Who has two thumbs and loves comments? Nerdy April!!! Type one out and hit publish!

Popular posts from this blog

The road to curing Type 1 Diabetes

From the moment of diagnosis, the road is rough, the learning curve is steep and the stakes are literally life or death. The map is less-than-helpful - paths originating from virtually every corner, coalescing at a center point (aka "diagnosis") and bursting back outwards - some paths cross and wrap around each other but others are isolated. And even with all of these roads, most of the territory is uncharted - how did we all get here and how will we all exit? Where are the obstacles we haven't found yet? Which passage holds the key to unlocking the solution?

On any given day I feel pretty isolated with this disease - I'm the only T1D in my group at work, the only one in mission control, the only one in my family. I go through the logistics of calling insurance companies, ordering supplies, changing sites and troubleshooting malfunctions mostly on my own. Even those pesky carbs really only get counted in my brain, no group think for a meal bolus here. But there is b…

International Travel with Type 1 Diabetes

Whew! Back from one international trip and on to another next week! I will admit my eyes roll every time I get the "we're gunna need to pat you down" talk at TSA, but international travel is a whole different animal. I thought it might be fun to see what goes through my brain and into my bags for these types of trips!


I wouldn't be a NASA Flight Controller if I wasn't good at planning, the key to international travel as a T1D is PLANNING!

3 months prior

Assess supplies. Mine come in 90-days supplies so I like to inventory at least 3 months prior and make a plan to order more early if the trip is going to coincide with the end of my 90-day stock. In my experience supply companies are usually pretty good about adjusting orders as needed if you tell them the reason for the early request - just mention you have an international trip coming up and want to make sure to have plenty of supplies (and backups!) in time. Request a loaner insulin pump. It's likely the comp…

Hot OJT

Last week I had the chance to mentor a newly certified ADCO trainee - the NASA process is called "Hot On-The-Job-Training", or Hot OJT. What makes it "hot" you ask? Well, essentially I am hands off - he is sitting at the console, working all the plan reviews and updates, making calls to other flight controllers and to the flight director, reacting to anomalies and preparing material for the shift handover. My job is to act as the fault tolerance - a backup ADCO of sorts.
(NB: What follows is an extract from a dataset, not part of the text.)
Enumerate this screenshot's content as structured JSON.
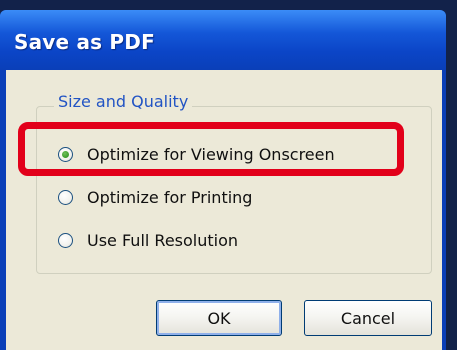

Tuesday was his last official day and by Wednesday morning he was in the backroom sending commands to ISS in preparation for the docking of a three-person Soyuz.


The beauty of this system is the gradual buildup in responsibility. There is a subtle shift from student, to subject matter expert, to fresh operations trainee to advanced trainee and finally to certification and real-time operations flight controller - the process takes two years on average and is considered by many to be enough specializ…
01 09 10